Work through the entries that follow and state how many lines contain the word "headline". Only the number is wanted.

- Opening Delimiter -

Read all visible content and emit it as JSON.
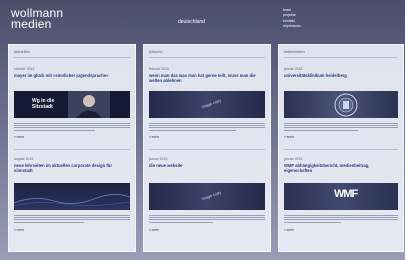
{
  "brand": {
    "line1": "wollmann",
    "line2": "medien"
  },
  "locale": "deutschland",
  "topnav": [
    "team",
    "projekte",
    "kontakt",
    "impressum"
  ],
  "panels": [
    {
      "title": "aktuelles",
      "articles": [
        {
          "date": "oktober 2015",
          "headline": "mayer im glück mit «sinnlicher jugendsprache»",
          "banner_text": "Wg in die Sitzstadt",
          "more": "» mehr"
        },
        {
          "date": "august 2015",
          "headline": "neue lehrseiten im aktuellen corporate design für sinnstadt",
          "more": "» mehr"
        }
      ]
    },
    {
      "title": "lyrische",
      "articles": [
        {
          "date": "februar 2015",
          "headline": "wenn man das was man hat gerne teilt, muss man die welten ablehnen",
          "banner_text": "image copy",
          "more": "» mehr"
        },
        {
          "date": "januar 2015",
          "headline": "die neue website",
          "banner_text": "image copy",
          "more": "» mehr"
        }
      ]
    },
    {
      "title": "lieblinkeiten",
      "articles": [
        {
          "date": "januar 2015",
          "headline": "universitätsklinikum heidelberg",
          "more": "» mehr"
        },
        {
          "date": "januar 2015",
          "headline": "WMF abhängigkeitsbericht, medienbeitrag, eigenschaften",
          "banner_text": "WMF",
          "more": "» mehr"
        }
      ]
    }
  ],
  "colors": {
    "headline": "#2c3a78",
    "banner_dark": "#1c2340"
  }
}
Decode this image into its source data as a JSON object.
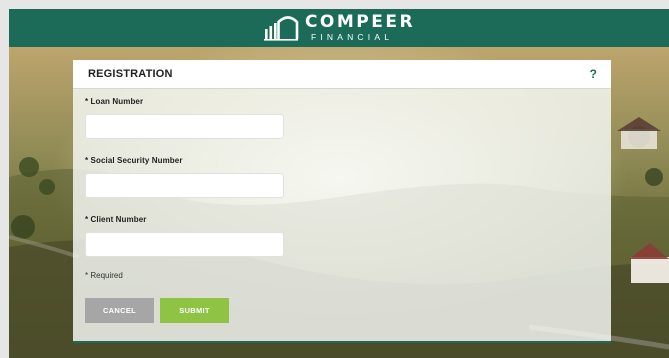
{
  "brand": {
    "name_main": "COMPEER",
    "name_sub": "FINANCIAL",
    "header_color": "#1c6b58"
  },
  "panel": {
    "title": "REGISTRATION",
    "help_label": "?"
  },
  "form": {
    "fields": [
      {
        "label": "* Loan Number",
        "value": "",
        "placeholder": ""
      },
      {
        "label": "* Social Security Number",
        "value": "",
        "placeholder": ""
      },
      {
        "label": "* Client Number",
        "value": "",
        "placeholder": ""
      }
    ],
    "required_note": "* Required"
  },
  "buttons": {
    "cancel_label": "CANCEL",
    "submit_label": "SUBMIT",
    "cancel_color": "#a6a6a6",
    "submit_color": "#8fc344"
  },
  "icons": {
    "logo": "building-arch-icon"
  }
}
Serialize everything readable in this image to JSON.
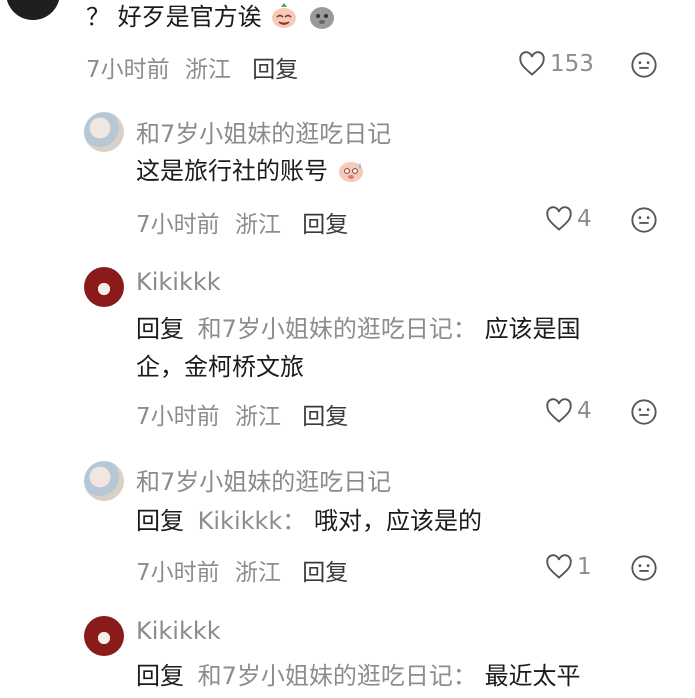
{
  "comments": [
    {
      "text": "？ 好歹是官方诶",
      "time": "7小时前",
      "location": "浙江",
      "reply": "回复",
      "likes": "153"
    },
    {
      "user": "和7岁小姐妹的逛吃日记",
      "text": "这是旅行社的账号",
      "time": "7小时前",
      "location": "浙江",
      "reply": "回复",
      "likes": "4"
    },
    {
      "user": "Kikikkk",
      "reply_prefix": "回复",
      "reply_to": "和7岁小姐妹的逛吃日记：",
      "text_line1": "应该是国",
      "text_line2": "企，金柯桥文旅",
      "time": "7小时前",
      "location": "浙江",
      "reply": "回复",
      "likes": "4"
    },
    {
      "user": "和7岁小姐妹的逛吃日记",
      "reply_prefix": "回复",
      "reply_to": "Kikikkk：",
      "text": "哦对，应该是的",
      "time": "7小时前",
      "location": "浙江",
      "reply": "回复",
      "likes": "1"
    },
    {
      "user": "Kikikkk",
      "reply_prefix": "回复",
      "reply_to": "和7岁小姐妹的逛吃日记：",
      "text": "最近太平"
    }
  ],
  "icons": {
    "like": "heart-outline-icon",
    "emoji": "smiley-outline-icon"
  }
}
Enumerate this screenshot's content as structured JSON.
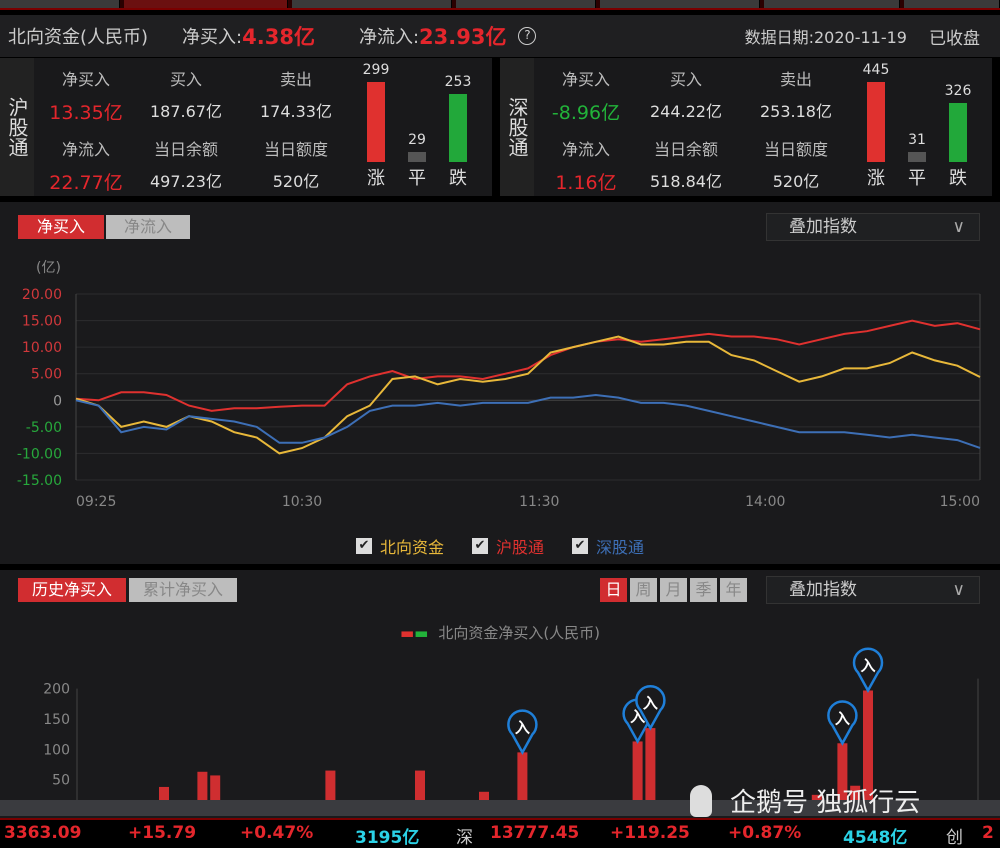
{
  "header": {
    "title": "北向资金(人民币)",
    "net_buy_label": "净买入:",
    "net_buy": "4.38亿",
    "net_flow_label": "净流入:",
    "net_flow": "23.93亿",
    "help_icon": "?",
    "date_label": "数据日期:2020-11-19",
    "status": "已收盘"
  },
  "sh": {
    "name": "沪股通",
    "net_buy_label": "净买入",
    "net_buy": "13.35亿",
    "buy_label": "买入",
    "buy": "187.67亿",
    "sell_label": "卖出",
    "sell": "174.33亿",
    "net_flow_label": "净流入",
    "net_flow": "22.77亿",
    "balance_label": "当日余额",
    "balance": "497.23亿",
    "quota_label": "当日额度",
    "quota": "520亿",
    "up": 299,
    "flat": 29,
    "down": 253,
    "up_label": "涨",
    "flat_label": "平",
    "down_label": "跌"
  },
  "sz": {
    "name": "深股通",
    "net_buy_label": "净买入",
    "net_buy": "-8.96亿",
    "buy_label": "买入",
    "buy": "244.22亿",
    "sell_label": "卖出",
    "sell": "253.18亿",
    "net_flow_label": "净流入",
    "net_flow": "1.16亿",
    "balance_label": "当日余额",
    "balance": "518.84亿",
    "quota_label": "当日额度",
    "quota": "520亿",
    "up": 445,
    "flat": 31,
    "down": 326,
    "up_label": "涨",
    "flat_label": "平",
    "down_label": "跌"
  },
  "intraday": {
    "tab_active": "净买入",
    "tab_inactive": "净流入",
    "overlay": "叠加指数",
    "chev": "∨",
    "unit": "(亿)",
    "legend": [
      {
        "name": "北向资金",
        "color": "#e8b83a"
      },
      {
        "name": "沪股通",
        "color": "#e0312f"
      },
      {
        "name": "深股通",
        "color": "#3d6fb6"
      }
    ],
    "check": "✔"
  },
  "chart_data": [
    {
      "type": "line",
      "ylabel": "(亿)",
      "ylim": [
        -15,
        20
      ],
      "yticks": [
        "20.00",
        "15.00",
        "10.00",
        "5.00",
        "0",
        "-5.00",
        "-10.00",
        "-15.00"
      ],
      "ytick_values": [
        20,
        15,
        10,
        5,
        0,
        -5,
        -10,
        -15
      ],
      "xticks": [
        "09:25",
        "10:30",
        "11:30",
        "14:00",
        "15:00"
      ],
      "xtick_index": [
        0,
        10,
        20.5,
        30.5,
        40
      ],
      "series": [
        {
          "name": "沪股通",
          "color": "#e0312f",
          "values": [
            0.3,
            0,
            1.5,
            1.5,
            1,
            -1,
            -2,
            -1.5,
            -1.5,
            -1.2,
            -1,
            -1,
            3,
            4.5,
            5.5,
            4,
            4.5,
            4.5,
            4,
            5,
            6,
            8.5,
            10,
            11,
            11.5,
            11,
            11.5,
            12,
            12.5,
            12,
            12,
            11.5,
            10.5,
            11.5,
            12.5,
            13,
            14,
            15,
            14,
            14.5,
            13.35
          ]
        },
        {
          "name": "北向资金",
          "color": "#e8b83a",
          "values": [
            0.3,
            -1,
            -5,
            -4,
            -5,
            -3,
            -4,
            -6,
            -7,
            -10,
            -9,
            -7,
            -3,
            -1,
            4,
            4.5,
            3,
            4,
            3.5,
            4,
            5,
            9,
            10,
            11,
            12,
            10.5,
            10.5,
            11,
            11,
            8.5,
            7.5,
            5.5,
            3.5,
            4.5,
            6,
            6,
            7,
            9,
            7.5,
            6.5,
            4.38
          ]
        },
        {
          "name": "深股通",
          "color": "#3d6fb6",
          "values": [
            0,
            -1,
            -6,
            -5,
            -5.5,
            -3,
            -3.5,
            -4,
            -5,
            -8,
            -8,
            -7,
            -5,
            -2,
            -1,
            -1,
            -0.5,
            -1,
            -0.5,
            -0.5,
            -0.5,
            0.5,
            0.5,
            1,
            0.5,
            -0.5,
            -0.5,
            -1,
            -2,
            -3,
            -4,
            -5,
            -6,
            -6,
            -6,
            -6.5,
            -7,
            -6.5,
            -7,
            -7.5,
            -8.96
          ]
        }
      ]
    },
    {
      "type": "bar",
      "title": "北向资金净买入(人民币)",
      "ylim": [
        0,
        200
      ],
      "yticks": [
        "200",
        "150",
        "100",
        "50"
      ],
      "ytick_values": [
        200,
        150,
        100,
        50
      ],
      "bar_index": [
        0,
        5,
        8,
        9,
        14,
        18,
        25,
        30,
        33,
        42,
        43,
        56,
        58,
        59,
        60
      ],
      "values": [
        5,
        38,
        63,
        57,
        3,
        65,
        65,
        30,
        95,
        113,
        135,
        25,
        110,
        40,
        197
      ],
      "marked_index": [
        8,
        9,
        10,
        12,
        14
      ],
      "marker_label": "入"
    }
  ],
  "history": {
    "tab_active": "历史净买入",
    "tab_inactive": "累计净买入",
    "periods": [
      "日",
      "周",
      "月",
      "季",
      "年"
    ],
    "overlay": "叠加指数",
    "chev": "∨",
    "legend_label": "北向资金净买入(人民币)"
  },
  "watermark": "企鹅号 独孤行云",
  "ticker": {
    "sh_index": "3363.09",
    "sh_change": "+15.79",
    "sh_pct": "+0.47%",
    "sh_amount": "3195亿",
    "sz_label": "深",
    "sz_index": "13777.45",
    "sz_change": "+119.25",
    "sz_pct": "+0.87%",
    "sz_amount": "4548亿",
    "cy_label": "创",
    "cy_cut": "2"
  }
}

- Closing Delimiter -

RESPONSE: 7